Below are the records; copy out every line that holds the word "Zealand".

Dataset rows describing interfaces
_ _ _

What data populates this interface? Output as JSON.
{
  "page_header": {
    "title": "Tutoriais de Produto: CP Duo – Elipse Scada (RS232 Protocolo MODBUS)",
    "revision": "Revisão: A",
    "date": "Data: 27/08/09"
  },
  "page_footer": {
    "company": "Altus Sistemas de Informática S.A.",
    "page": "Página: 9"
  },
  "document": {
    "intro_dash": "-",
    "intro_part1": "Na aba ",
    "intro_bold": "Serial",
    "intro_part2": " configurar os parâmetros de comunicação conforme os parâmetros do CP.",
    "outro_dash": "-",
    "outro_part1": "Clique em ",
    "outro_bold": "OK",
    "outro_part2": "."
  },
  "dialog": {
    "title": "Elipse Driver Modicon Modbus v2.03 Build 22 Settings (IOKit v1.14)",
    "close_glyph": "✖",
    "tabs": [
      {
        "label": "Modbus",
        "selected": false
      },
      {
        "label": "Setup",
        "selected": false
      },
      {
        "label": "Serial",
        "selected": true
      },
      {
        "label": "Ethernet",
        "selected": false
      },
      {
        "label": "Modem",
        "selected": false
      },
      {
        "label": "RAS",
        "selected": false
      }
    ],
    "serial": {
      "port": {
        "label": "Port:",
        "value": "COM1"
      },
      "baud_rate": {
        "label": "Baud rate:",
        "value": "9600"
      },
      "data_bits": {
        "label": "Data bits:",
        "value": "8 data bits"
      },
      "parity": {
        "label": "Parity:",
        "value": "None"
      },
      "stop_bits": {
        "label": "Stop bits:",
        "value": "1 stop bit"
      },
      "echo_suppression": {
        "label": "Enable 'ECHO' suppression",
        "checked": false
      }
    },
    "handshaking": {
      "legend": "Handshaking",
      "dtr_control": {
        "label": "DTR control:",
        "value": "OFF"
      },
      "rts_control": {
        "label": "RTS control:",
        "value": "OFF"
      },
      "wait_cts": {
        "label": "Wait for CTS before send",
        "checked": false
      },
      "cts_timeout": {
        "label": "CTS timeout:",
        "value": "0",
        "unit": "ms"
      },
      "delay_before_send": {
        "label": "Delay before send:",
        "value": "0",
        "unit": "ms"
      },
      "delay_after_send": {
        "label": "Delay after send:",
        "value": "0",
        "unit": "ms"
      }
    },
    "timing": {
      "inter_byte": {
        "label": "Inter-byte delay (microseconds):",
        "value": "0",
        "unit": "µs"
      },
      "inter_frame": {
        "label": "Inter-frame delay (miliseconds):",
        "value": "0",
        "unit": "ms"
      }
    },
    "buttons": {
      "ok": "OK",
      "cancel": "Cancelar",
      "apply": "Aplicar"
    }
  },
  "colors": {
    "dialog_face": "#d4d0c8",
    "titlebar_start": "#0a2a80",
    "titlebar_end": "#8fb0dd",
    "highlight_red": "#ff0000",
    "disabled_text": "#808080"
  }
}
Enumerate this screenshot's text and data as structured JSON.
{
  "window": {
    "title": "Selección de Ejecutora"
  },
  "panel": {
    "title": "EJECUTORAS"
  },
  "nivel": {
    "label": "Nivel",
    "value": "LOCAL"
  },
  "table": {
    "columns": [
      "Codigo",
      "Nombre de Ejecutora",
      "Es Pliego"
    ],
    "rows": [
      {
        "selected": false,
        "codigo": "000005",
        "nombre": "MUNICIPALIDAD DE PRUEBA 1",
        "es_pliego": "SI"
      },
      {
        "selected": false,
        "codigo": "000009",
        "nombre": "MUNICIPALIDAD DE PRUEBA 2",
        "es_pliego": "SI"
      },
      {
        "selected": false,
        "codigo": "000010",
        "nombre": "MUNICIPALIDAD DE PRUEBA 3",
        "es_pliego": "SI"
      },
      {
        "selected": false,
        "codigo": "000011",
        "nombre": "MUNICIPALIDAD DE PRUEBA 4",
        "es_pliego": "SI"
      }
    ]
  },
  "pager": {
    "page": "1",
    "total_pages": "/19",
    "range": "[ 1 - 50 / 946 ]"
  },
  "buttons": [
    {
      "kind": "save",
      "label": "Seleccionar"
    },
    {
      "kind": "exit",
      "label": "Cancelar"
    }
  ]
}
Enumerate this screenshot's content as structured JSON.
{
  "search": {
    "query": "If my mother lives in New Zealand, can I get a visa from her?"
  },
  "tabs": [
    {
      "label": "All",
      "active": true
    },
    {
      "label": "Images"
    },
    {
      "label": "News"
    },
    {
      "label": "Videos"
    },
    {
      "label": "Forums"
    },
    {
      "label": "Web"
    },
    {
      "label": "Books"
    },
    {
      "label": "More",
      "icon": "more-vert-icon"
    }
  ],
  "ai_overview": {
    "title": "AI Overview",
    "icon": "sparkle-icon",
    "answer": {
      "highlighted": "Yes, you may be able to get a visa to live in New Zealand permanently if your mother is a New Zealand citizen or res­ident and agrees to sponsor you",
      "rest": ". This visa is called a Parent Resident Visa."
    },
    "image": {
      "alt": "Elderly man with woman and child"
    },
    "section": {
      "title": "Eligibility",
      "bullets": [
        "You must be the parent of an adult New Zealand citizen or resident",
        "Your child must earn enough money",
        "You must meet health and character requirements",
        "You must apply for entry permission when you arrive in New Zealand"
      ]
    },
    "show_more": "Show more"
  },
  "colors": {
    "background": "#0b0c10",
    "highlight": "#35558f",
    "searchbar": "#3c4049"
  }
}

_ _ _

*Task result*
    "query": "If my mother lives in New Zealand, can I get a visa from her?"
      "highlighted": "Yes, you may be able to get a visa to live in New Zealand permanently if your mother is a New Zealand citizen or res­ident and agrees to sponsor you",
        "You must be the parent of an adult New Zealand citizen or resident",
        "You must apply for entry permission when you arrive in New Zealand"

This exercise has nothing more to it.